L - Lay out the organizational structure and staff roles and responsibilities.

E - Establish relationships and trust among teammates.

A - Assemble common vision, goals and values.

P - Prescribe specific individual and departmental critical success factors.

F - Form a culture of teamwork and camaraderie.

R - Render efficient internal department processes.

O - Outline specific processes to measure success.

Please recall that in the first column of this series, when LEAPFROG was initially introduced, this methodology, designed by Manager Mechanics, was created to get a newly formed team up and running quickly, in a way that helps facilitate long-term team/project success. One would think that having reached a final phase named “Get going” that your work is complete and it’s time to relax. In this case, however, it means that your department’s work has truly just begun.

This transitional phase is where planning, teambuilding and process design ends and the tasks, which caused your team to be formed, actually will begin.

As your team begins its real work, you as the manager, should continually perform the items in the following list to help assure your team continues to solidify its emerging culture, kickoff the execution of designed processes, and enhance process designs as needed.

Be the role model for defined team values

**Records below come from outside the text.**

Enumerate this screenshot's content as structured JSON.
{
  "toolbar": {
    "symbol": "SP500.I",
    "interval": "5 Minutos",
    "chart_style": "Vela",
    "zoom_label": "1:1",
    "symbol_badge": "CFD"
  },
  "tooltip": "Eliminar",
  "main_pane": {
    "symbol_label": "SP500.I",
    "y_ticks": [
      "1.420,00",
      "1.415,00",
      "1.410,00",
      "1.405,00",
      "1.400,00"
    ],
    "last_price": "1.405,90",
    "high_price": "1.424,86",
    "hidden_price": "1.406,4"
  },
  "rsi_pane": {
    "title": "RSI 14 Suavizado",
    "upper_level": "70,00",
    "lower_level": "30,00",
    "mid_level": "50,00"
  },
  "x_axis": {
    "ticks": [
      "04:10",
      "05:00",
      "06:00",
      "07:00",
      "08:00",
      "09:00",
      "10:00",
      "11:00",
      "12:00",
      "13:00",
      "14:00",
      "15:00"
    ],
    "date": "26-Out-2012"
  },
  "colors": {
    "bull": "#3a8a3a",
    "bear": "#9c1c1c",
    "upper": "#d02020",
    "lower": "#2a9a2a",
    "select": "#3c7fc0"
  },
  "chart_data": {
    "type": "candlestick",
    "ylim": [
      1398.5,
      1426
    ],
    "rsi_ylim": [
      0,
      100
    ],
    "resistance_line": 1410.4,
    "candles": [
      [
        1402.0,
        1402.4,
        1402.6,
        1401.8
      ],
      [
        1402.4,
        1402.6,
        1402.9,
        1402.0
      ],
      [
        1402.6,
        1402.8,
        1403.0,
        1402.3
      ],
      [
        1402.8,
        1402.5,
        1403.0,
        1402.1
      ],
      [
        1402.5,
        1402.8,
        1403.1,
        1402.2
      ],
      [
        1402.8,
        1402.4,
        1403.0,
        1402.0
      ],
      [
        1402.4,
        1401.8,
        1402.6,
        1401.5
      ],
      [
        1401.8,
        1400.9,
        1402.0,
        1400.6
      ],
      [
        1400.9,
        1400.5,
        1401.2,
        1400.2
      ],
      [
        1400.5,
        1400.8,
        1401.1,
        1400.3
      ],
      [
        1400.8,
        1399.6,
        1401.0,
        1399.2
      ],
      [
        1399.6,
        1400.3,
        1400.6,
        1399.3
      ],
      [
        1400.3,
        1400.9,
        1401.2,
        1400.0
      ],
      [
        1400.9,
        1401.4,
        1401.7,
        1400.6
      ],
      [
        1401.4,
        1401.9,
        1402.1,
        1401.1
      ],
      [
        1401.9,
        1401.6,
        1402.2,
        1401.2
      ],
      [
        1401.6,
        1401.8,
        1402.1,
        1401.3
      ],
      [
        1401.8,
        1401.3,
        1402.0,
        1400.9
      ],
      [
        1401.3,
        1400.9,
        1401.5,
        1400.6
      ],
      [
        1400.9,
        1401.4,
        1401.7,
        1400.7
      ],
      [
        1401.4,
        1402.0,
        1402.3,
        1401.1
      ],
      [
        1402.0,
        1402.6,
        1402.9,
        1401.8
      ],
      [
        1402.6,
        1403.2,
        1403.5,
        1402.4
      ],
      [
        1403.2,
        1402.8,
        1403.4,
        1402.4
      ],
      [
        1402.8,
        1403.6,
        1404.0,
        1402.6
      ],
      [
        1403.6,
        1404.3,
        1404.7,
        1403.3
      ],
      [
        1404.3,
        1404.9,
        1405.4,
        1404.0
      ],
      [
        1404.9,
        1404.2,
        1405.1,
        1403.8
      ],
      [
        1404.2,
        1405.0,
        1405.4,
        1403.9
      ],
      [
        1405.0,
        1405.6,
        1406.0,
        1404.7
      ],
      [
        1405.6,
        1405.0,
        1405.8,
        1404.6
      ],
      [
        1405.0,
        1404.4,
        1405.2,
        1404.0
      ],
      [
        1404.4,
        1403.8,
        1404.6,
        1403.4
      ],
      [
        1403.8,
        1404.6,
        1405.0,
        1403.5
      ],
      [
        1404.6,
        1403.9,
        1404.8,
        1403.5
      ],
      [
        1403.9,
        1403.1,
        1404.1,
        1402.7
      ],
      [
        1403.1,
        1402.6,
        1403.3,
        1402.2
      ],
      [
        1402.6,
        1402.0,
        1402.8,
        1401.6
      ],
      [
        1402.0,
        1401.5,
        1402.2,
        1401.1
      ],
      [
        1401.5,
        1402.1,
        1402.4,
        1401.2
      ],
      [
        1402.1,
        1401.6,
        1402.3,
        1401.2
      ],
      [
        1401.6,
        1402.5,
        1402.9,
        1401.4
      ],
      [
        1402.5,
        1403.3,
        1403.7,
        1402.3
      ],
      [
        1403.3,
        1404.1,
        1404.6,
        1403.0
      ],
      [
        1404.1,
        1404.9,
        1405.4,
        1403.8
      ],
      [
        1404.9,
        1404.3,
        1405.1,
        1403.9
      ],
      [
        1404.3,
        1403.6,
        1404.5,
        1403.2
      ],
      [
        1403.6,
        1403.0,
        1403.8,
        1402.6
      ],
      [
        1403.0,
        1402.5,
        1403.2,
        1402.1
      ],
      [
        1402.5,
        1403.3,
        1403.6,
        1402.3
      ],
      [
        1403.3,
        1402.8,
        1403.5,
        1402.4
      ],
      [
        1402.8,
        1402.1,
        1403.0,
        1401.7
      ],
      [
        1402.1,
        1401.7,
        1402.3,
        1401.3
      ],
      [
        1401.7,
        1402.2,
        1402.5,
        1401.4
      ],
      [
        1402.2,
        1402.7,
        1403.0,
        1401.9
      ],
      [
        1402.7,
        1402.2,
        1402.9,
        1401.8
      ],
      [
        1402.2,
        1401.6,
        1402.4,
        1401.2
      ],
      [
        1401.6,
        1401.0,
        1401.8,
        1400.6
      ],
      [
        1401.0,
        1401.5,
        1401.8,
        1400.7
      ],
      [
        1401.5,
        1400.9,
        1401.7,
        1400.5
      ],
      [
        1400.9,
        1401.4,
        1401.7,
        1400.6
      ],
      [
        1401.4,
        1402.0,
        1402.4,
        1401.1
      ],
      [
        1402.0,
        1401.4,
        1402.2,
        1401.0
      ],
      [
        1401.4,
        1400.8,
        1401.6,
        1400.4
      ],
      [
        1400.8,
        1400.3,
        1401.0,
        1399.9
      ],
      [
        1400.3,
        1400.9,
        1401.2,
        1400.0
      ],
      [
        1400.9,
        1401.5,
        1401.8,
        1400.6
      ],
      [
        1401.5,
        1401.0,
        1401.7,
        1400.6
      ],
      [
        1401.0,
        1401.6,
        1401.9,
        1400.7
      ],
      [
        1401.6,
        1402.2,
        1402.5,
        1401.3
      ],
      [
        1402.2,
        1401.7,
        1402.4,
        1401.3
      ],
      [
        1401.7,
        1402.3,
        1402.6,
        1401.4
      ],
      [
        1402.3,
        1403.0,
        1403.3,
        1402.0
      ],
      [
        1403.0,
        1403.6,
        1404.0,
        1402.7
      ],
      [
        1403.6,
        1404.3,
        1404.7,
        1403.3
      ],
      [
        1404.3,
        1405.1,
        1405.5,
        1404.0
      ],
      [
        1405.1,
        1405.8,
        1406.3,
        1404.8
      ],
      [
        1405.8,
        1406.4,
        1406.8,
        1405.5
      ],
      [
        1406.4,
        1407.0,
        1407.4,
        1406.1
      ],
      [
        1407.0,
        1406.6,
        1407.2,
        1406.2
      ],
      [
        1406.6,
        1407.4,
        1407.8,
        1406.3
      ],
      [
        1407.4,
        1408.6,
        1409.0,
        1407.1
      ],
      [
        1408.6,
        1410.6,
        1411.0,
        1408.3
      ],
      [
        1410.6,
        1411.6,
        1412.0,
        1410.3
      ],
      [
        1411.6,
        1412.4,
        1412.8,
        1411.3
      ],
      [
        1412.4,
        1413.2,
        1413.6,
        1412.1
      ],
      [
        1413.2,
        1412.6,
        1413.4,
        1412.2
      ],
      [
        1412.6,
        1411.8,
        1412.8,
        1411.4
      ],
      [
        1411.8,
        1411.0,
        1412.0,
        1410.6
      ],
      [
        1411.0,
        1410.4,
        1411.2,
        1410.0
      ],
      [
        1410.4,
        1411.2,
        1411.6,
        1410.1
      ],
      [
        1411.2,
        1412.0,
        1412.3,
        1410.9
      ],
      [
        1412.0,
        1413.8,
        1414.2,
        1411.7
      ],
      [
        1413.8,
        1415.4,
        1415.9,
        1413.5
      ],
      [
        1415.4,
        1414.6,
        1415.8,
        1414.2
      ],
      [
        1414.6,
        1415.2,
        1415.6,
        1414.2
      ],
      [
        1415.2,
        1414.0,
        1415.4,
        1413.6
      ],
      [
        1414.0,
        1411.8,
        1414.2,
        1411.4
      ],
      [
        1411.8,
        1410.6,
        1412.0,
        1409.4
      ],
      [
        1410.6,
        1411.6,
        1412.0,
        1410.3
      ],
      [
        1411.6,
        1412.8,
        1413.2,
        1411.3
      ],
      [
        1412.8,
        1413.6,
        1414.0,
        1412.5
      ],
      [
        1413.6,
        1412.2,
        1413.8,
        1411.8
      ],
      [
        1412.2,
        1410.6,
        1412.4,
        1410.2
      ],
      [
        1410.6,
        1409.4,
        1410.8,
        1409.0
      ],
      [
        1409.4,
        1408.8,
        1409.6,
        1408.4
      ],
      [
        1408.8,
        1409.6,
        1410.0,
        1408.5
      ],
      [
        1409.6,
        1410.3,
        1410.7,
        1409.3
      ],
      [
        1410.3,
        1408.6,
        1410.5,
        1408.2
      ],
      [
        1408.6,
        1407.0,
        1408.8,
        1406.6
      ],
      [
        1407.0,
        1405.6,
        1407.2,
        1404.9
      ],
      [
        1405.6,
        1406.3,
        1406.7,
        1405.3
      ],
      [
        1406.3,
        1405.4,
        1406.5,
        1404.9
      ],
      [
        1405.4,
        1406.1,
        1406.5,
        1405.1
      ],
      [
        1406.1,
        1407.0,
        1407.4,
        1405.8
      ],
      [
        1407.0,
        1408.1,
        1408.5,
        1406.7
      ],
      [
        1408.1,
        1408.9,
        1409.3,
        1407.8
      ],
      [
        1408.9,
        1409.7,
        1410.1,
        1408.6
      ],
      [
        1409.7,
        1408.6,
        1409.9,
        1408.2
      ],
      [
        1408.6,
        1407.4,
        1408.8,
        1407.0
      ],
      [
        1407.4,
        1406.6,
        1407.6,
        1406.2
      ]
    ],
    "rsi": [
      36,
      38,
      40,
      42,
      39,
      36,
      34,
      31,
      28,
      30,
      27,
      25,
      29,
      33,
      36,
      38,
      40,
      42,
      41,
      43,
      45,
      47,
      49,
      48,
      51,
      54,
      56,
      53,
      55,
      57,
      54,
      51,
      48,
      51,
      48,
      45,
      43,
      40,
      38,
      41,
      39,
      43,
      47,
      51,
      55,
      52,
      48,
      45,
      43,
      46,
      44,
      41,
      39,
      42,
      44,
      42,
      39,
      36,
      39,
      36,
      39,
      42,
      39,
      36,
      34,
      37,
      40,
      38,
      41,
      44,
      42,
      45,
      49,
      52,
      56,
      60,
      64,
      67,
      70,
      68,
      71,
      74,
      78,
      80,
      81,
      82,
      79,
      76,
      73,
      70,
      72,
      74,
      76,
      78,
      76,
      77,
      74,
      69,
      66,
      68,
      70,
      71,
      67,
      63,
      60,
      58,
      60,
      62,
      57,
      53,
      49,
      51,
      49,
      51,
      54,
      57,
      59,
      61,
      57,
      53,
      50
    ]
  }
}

As the expression goes, you as team leader, lead by example if you like it or not. Your actions will be closely observed by your team. It’s only natural, you are their leader. In steps L through F of the methodology, you painstakingly worked to define and build the group’s goals, values, teamwork and culture. Personally exemplifying these traits will help cement them within the team’s conceptual fabric.

Continue to praise or punish those following or violating stated team values

At this early stage of team development, positive and negative reinforcement will help keep your team headed in the right direction. People on your team that exemplify your stated values should be publicly praised in front of the group as an example of proper behavior. Those who do not understand and/or don’t properly follow group norms should be spoken to privately to not embarrass them among their peers.

Praise those who define and communicate process improvements

Praise should also be used as a way to illustrate the importance of ongoing process improvement. Showing praise for improvement suggestions, implemented or otherwise, is crucially important during the early stages of production for two reasons. First, newly formed processes often need early modifications. Second, praising the first people who suggest process improvements begins to solidify a culture of ongoing self-improvement.

Celebrate successes as a team

Celebrating team successes has the dual advantage of strengthening team identity and building a momentum of success.

In closing of this nine-week LEAPFROG Methodology series, please remember the concept that investing your time and effort in defining your team’s structure, roles, vision definition, critical success factors, culture, and internal processes early in your team’s formation can pay great dividends in product quality, team culture, job satisfaction, and department effectiveness.

The primary advice and takeaways from today’s column is to know that:

- Having reached the “Get going” phase should be viewed as the completion of team preparation and the beginning of team execution.

- Investing early in teambuilding activities formation can pay great dividends in product quality, team culture, job satisfaction and department effectiveness.

Until next time, work hard, work smart, manage well and continue to build your professional brand.

Eric P. Bloom is the president and founder of Manager Mechanics LLC, a management training company specializing in information technology leadership and is the governing organization of the ITMLP and ITMLE certifications. He is also a keynote speaker, nationally syndicated columnist, and author of the books “The CIO’s Guide to Staff Needs, Growth, and Productivity,” “Your IT Career: Get Noticed, Get Promoted, and Build Your Professional Brand” and “52 Great Management Tips.” Contact him at, follow him on Twitter at @EricPBloom and @MgrMechanics or visit